- Graphite, watercolour and chloride on paper
- Support: 208 x 297 mm
- Tate / National Galleries of Scotland
- ARTIST ROOMS Acquired jointly with the National Galleries of Scotland through The d'Offay Donation with assistance from the National Heritage Memorial Fund and the Art Fund 2008

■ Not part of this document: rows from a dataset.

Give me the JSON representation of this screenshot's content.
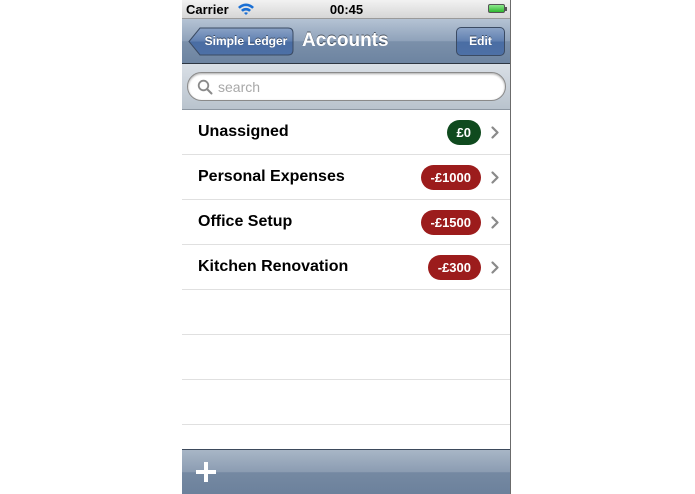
{
  "status_bar": {
    "carrier": "Carrier",
    "time": "00:45",
    "wifi_icon": "wifi-icon",
    "battery_icon": "battery-icon"
  },
  "nav_bar": {
    "back_label": "Simple Ledger",
    "title": "Accounts",
    "edit_label": "Edit"
  },
  "search": {
    "placeholder": "search",
    "value": ""
  },
  "accounts": [
    {
      "name": "Unassigned",
      "balance": "£0",
      "status": "positive"
    },
    {
      "name": "Personal Expenses",
      "balance": "-£1000",
      "status": "negative"
    },
    {
      "name": "Office Setup",
      "balance": "-£1500",
      "status": "negative"
    },
    {
      "name": "Kitchen Renovation",
      "balance": "-£300",
      "status": "negative"
    }
  ],
  "toolbar": {
    "add_icon": "plus-icon"
  },
  "colors": {
    "positive_badge": "#0f4a1e",
    "negative_badge": "#9c1c1c",
    "nav_bar": "#7b90aa"
  }
}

At the heart of much of Beuys's artistic output lies an interest in sources of heat and energy. This is demonstrated in his sculptural work and installations through the use of fat and felt as materials. In this painting, the artist depicts the sun and a pylon, two sources of both heat and power. Beuys often incorporated unusual materials alongside watercolour in his paintings. Here he has used iron chloride, a chemical which also represents warmth as it gives off heat during the chemical process of hydrolysis, a reaction caused by water.